It’s hard to believe that 52 seconds could last a lifetime. Right now, though, for the Maine Black Bears that’s true.
Two years ago, the Black Bears were 52 seconds from the national title before Minnesota tied the game and then won in overtime. Two years later, the pain is still present.
“I’m still not over it,” said Maine senior Todd Jackson. “It’s definitely a motivating factor and it’s driven our team since that time.”
The memories of that near-miss at college hockey’s ultimate crown were the topic of conversation Friday at the FleetCenter as the Black Bears, 2-1 winners over Boston College in Thursday’s national semifinal, prepared for a return engagement in the national championship, this time against Denver.
“During summer training workouts you’re thinking about those 52 seconds and what could’ve been,” said Jackson, who was excited but focused at Friday’s practice. “But now we’re here and we have another chance to win one.”
As the Black Bears prepared for Saturday, talk went back to Thursday when Maine won its remarkable eighth straight one-goal game. According to Jackson, the team has begun learning how to win the close games. And to do that, as hard as it is, it’s been necessary to forget that heartbreaking finish against Minnesota.
“You just try to block those things out because if you start thinking about them they’re probably going to happen again,” said Jackson. “[Last night] we kept talking about not just hanging on, but keeping the pressure on.”
“But our team is comfortable in those situations now. We’ve been through them so many times that it’s nothing new to be in a tight game.”
Fellow senior Prestin Ryan agrees.
“Maybe it’s a little bit of luck, but the most important thing is just composure,” said Ryan. “If you have composure and confidence in the game you’re going to make the right plays at the right time.”
It wasn’t just one-goal games that have prepared the Black Bears. Their road through this NCAA tournament, one that began with an emotional 5-4 comeback win over Harvard, has been grueling, but character-building.

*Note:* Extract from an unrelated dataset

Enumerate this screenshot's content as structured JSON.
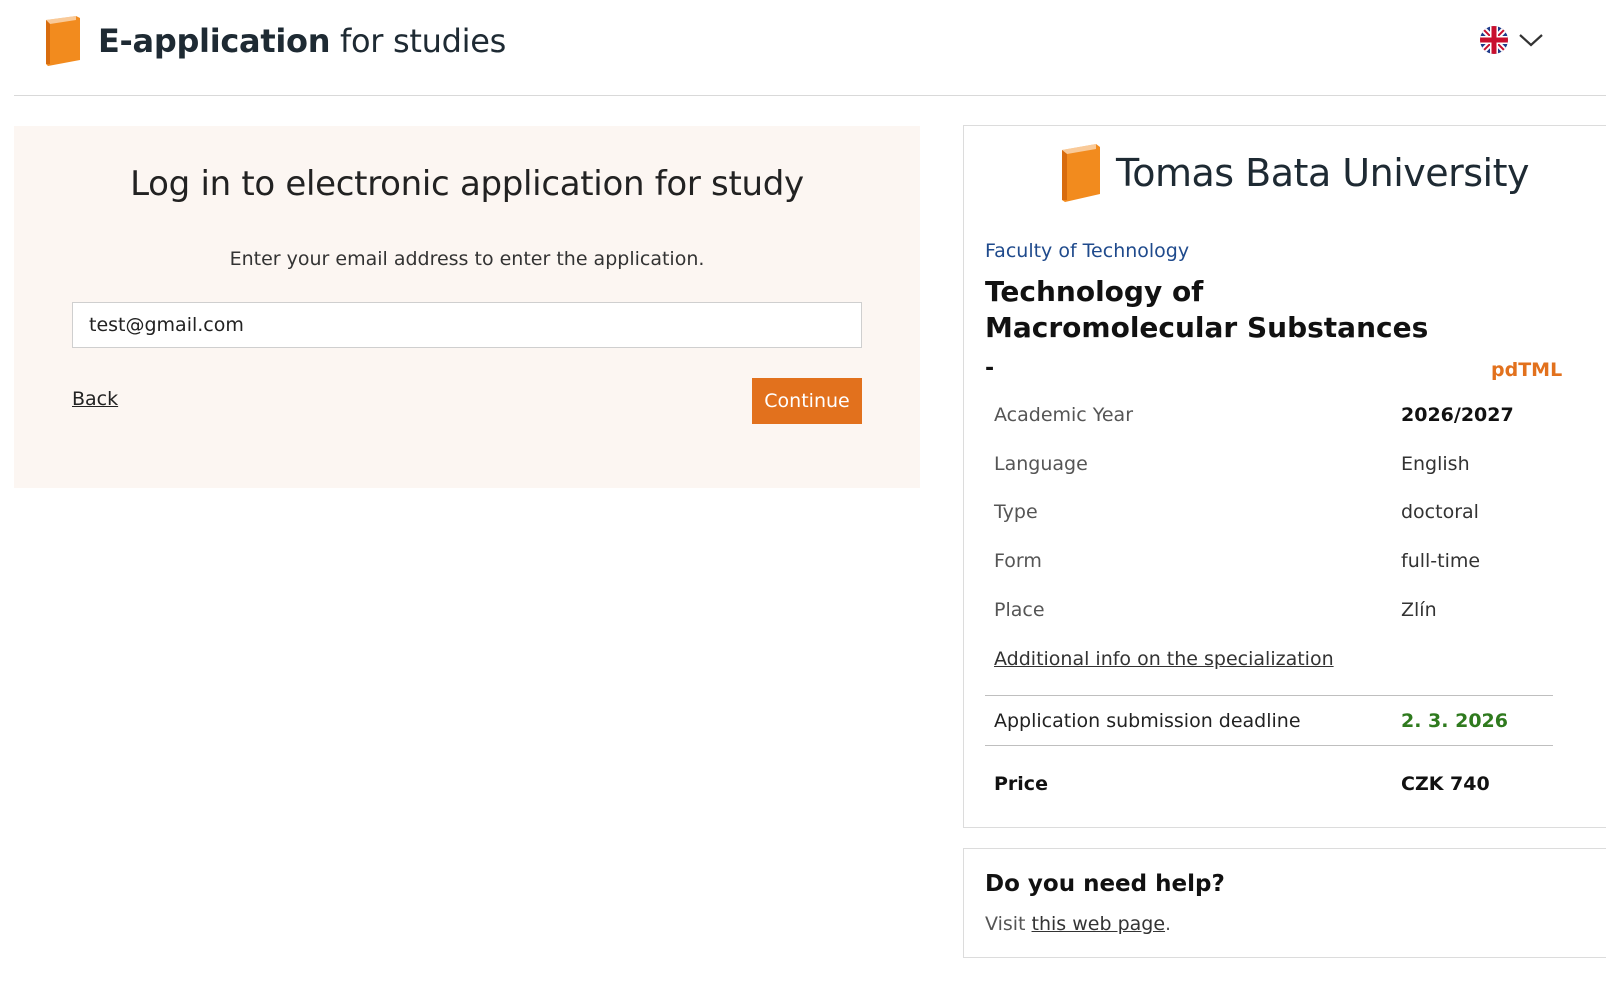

“This is definitely one of the toughest roads that we could’ve gone through to get here,” said Jackson. “To win four games in a row may not sound like much but each game you’re trying to knock out another team, and it gets harder.”
Head coach Tim Whitehead is thankful that there was a break in that road. “It’s been a long ride that started with the Hockey East tournament,” said Whitehead, whose team needed triple overtime to dispose of Massachusetts in the Hockey East championship. “It’s been a long emotional run. What really helped us for this weekend was the couple of extra days that we had after the regional.
“We needed that break because we were running on empty at the regional. It allowed us to regroup a little bit and regain some focus, and I think that helped us a lot to get back on track.”
So with their tanks refilled, the Black Bears are set to accomplish that which a “more talented” team, according to Jackson, could not two years ago: win the final game.
Jackson noted, though, that what this team might lack in raw talent is easily made up elsewhere.
“There are a lot of new faces this year and I’m not sure if we have as much talent as we did two years ago, but our character and everybody being on the same page is one of the reasons that we’re here,” said Jackson. “I’d say that is a common thread with championship teams — character. It’s not necessarily the most talented team that’s going to win, and I think that’s why we’re here.”
Whitehead compares this year’s team to Maine’ 1999 club that beat New Hampshire in overtime for the NCAA title.
“I remember coach [Shawn] Walsh saying about the ’99 team that there wasn’t a lot of margin for error there, and that’s how I feel about this team,” said Whitehead. “One of the strengths of our team this year is that we recognize that. We don’t get ourselves into thinking that we’re anything like the ’93 team [that went 41-1-2] because we’re not. That has allowed us to be successful.”
When the puck drops on Saturday night, Whitehead hopes that all of that, along with his club’s experience in pressure situations, will be the decisive factor
“For those of us that were involved on this type of stage, that definitely helps you,” said Whitehead. “Every stage you go through you improve as long as you’re focused on improvement. For our program we’re looking to get back [to the national tournament] every year. If we can get back to the tournament every year our odds increase of winning the championship.”
“Personally, I came to the University of Maine for this opportunity,” said Jackson. “I had it two years ago and here I am again with another chance. This is a program that anything less than a championship is disappointing.”
And if the Black Bears can win just one more game, the disappointment of two years ago will be erased.